Constructing Jupiter - North Pole/South Pole
Perijove 1 - Jupiter's North Pole
In the past few weeks I’ve been tinkering with the raw data captured by JUNO (a NASA space probe that is currently in orbit around Jupiter), to see if common Visual Effects tools would be effective in processing and aligning the imagery correctly.
I chose 2 specific raw images that were taken by Junocam (JUNO’s on-board camera) as the probe’s highly elliptical orbit brought it close to Jupiter for the first time — an event known as Perijove 1. The images captured Jupiter’s north and south poles, and, after several hours of manipulation, basic maths and a small amount of python scripting, I ended up with the two images posted below.
Perijove 1 - Jupiter's South Pole

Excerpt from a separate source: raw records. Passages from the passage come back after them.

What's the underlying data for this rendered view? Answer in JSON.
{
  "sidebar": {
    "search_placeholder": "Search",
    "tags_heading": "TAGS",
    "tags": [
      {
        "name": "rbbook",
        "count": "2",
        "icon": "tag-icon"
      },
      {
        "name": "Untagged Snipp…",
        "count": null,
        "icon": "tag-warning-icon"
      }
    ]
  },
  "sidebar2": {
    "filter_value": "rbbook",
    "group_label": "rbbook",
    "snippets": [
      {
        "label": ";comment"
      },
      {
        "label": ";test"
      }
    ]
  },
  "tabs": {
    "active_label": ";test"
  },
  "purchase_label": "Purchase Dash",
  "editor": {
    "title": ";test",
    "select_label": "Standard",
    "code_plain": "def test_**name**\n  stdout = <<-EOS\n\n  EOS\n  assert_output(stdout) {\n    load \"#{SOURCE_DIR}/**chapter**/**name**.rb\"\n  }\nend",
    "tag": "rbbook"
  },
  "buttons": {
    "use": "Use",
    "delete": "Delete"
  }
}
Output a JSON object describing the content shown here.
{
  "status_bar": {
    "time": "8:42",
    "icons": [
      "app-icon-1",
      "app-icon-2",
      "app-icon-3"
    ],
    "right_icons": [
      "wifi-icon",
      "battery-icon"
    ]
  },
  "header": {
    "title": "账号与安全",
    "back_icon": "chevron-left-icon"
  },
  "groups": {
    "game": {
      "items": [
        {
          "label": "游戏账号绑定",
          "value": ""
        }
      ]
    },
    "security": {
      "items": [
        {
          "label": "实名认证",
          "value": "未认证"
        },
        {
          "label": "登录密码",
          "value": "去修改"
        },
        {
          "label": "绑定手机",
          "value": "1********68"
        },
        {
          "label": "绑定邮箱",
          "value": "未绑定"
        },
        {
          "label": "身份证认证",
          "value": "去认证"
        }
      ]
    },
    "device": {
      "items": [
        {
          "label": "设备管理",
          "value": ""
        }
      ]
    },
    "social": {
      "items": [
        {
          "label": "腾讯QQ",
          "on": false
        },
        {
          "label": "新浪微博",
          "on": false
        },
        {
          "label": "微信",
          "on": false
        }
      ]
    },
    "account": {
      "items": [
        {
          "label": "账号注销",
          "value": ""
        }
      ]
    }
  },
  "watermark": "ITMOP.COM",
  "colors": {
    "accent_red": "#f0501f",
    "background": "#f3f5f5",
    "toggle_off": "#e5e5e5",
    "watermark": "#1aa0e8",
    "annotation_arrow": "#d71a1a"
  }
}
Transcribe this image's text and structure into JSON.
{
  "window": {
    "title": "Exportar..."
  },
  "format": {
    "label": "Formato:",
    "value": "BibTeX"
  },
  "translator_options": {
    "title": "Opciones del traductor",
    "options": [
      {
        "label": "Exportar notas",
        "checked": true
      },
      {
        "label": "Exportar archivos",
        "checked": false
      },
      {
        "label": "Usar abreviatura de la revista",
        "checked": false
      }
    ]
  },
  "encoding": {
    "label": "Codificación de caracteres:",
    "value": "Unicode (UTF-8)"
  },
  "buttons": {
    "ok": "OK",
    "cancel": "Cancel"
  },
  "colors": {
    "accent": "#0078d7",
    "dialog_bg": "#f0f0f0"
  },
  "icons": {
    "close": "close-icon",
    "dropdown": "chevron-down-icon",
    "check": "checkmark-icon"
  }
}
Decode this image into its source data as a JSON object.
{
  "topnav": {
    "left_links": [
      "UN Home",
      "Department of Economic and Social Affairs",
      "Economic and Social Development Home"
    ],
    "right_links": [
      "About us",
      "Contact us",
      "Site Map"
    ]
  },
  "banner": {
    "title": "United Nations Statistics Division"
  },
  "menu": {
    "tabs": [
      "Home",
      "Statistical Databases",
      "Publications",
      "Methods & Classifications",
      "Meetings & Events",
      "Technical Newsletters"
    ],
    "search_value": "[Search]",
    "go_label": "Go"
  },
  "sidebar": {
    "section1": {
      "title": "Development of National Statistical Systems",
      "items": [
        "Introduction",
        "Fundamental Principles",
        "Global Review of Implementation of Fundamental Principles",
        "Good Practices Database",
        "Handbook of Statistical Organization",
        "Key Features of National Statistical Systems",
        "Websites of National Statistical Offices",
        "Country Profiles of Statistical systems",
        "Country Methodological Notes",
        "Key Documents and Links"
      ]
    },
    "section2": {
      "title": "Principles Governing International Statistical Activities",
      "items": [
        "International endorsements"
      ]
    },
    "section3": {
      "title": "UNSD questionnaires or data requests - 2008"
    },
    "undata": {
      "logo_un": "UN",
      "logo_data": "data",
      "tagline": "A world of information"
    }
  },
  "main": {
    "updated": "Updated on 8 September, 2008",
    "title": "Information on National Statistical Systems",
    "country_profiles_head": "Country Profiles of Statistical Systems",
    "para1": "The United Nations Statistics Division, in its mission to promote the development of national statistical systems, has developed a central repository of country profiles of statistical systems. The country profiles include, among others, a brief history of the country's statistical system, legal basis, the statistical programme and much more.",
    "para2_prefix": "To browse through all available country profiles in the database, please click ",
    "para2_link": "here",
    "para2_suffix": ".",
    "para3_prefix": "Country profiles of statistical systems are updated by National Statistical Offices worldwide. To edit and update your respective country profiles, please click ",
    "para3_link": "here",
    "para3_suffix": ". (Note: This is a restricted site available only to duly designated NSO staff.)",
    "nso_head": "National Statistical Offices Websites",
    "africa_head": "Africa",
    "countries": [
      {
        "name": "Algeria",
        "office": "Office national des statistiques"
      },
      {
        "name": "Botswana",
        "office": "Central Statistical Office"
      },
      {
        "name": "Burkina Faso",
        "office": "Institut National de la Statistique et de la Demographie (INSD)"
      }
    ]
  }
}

After posting my image of Jupiter’s south pole, I thought that I should probably attempt to recreate the north pole using the same techniques. This image was definitely trickier however due to a much higher level of compression (and resultant lack of definition) in the raw data. I’ve since been informed over on Unmanned Spaceflight that one of the aim’s during PJ1 was to test out differing levels of compression in order to ensure that future flybys can send as much, high-quality data as possible.
The (Raw) State of Space
After a new set of raw images were released from JUNO’s first perijove, I decided to spend a few hours seeing if I could process, align, and stitch them using some relatively simple VFX techniques. Several hours later, I ended up with the image below.
I was looking at a moon. Sitting in my lounge just outside of Central London, I felt a totally unjustified sense of discovery. You see this wasn’t The Moon. This was another far more alien (albeit still greyly familiar) moon. This was Ariel. And she was spectacular.